DESIGN: Longitudinal study .
PARTICIPANTS: Centers for Medicare & Medicaid Services Nursing Home COVID-19 Public Use File data from 50 states from June 1 , 2020, to December 27 , 2020 .
METHODS: We linked data from 11,718 NHs to (1) Nursing Home Compare data, (2) the Long-Term Care: Facts on Care in the U.S., and (3) US county-level data on COVID cases and deaths . Our primary independent variable was proportion of minority residents (blacks and Hispanics) in NHs and its association with mortality rate over time .

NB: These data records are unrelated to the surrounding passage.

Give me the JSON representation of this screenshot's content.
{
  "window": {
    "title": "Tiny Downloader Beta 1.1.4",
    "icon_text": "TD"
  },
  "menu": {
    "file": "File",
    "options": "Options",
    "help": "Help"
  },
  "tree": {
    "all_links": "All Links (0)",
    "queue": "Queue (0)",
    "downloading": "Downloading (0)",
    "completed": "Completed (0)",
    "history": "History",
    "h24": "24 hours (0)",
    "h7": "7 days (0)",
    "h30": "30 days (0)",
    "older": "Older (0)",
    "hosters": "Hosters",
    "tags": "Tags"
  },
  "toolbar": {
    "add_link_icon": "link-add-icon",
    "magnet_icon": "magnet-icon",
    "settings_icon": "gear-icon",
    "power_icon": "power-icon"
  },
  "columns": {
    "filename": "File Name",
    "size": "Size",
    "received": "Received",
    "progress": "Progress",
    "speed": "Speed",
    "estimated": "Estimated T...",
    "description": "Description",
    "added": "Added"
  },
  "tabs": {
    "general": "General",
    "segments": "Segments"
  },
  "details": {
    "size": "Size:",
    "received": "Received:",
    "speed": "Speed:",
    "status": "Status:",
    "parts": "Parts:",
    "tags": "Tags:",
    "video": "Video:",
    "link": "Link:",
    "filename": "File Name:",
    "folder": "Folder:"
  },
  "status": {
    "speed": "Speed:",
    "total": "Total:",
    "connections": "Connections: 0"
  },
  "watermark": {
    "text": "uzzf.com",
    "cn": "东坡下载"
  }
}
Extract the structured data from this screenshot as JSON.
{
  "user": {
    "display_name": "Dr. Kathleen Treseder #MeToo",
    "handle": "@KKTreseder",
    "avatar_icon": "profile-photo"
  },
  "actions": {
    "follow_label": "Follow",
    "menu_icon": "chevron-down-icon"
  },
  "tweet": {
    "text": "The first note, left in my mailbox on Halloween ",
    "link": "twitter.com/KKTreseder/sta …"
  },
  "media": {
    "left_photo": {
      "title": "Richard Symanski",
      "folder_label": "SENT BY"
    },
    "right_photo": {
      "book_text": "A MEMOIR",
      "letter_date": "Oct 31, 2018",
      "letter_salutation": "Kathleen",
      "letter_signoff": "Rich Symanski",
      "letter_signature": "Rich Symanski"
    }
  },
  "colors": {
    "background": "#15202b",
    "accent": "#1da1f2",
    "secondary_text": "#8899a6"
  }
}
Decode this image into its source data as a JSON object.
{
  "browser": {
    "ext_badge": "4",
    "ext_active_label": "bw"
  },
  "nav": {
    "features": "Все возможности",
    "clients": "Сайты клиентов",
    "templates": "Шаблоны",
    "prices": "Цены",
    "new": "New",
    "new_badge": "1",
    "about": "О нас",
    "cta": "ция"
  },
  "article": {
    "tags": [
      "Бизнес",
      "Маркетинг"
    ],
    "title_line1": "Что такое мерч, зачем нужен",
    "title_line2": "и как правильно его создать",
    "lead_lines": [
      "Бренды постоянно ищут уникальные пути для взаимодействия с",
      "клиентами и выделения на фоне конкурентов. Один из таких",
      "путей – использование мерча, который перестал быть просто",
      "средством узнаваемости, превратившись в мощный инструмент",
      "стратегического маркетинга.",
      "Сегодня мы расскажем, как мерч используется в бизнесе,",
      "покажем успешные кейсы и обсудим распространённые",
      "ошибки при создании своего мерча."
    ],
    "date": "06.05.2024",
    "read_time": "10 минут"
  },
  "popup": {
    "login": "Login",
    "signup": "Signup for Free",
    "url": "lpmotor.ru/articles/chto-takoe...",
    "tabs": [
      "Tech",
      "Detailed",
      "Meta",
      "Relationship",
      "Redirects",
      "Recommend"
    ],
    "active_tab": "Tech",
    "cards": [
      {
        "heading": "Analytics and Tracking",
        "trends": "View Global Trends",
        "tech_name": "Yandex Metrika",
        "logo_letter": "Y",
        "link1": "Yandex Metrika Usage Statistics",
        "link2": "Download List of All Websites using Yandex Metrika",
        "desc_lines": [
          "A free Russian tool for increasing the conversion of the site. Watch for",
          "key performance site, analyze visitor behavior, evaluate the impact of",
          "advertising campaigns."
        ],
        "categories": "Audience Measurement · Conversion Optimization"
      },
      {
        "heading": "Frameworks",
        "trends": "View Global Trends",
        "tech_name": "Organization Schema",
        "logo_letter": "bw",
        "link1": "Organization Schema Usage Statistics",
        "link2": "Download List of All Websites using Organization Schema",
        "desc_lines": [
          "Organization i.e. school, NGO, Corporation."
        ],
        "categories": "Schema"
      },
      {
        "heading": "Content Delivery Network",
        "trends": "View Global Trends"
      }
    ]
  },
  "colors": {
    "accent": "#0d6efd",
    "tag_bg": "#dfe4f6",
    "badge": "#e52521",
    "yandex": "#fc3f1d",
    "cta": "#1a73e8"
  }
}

RESULTS: During the first 6 weeks from June 1 , 2020, NHs with a higher proportion of black residents reported more COVID-19 deaths per 1000 followed by NHs with a higher proportion of Hispanic residents . Between 7 and 12 weeks, NHs with a higher proportion of Hispanic residents reported more deaths per 1000, followed by NHs with a higher proportion of black residents . However, after 23 weeks (mid-November 2020), NHs serving a higher proportion of white residents reported more deaths per 1000 than NHs serving a high proportion of black and Hispanic residents .
IMPLICATIONS: The disparities in COVID-19-related mortality for nursing homes serving minority residents is evident for the first 12 weeks of our study period . Policy interventions and the equitable distribution of vaccine are required to mitigate the impact of systemic racial injustice on health outcomes of people of color residing in NHs.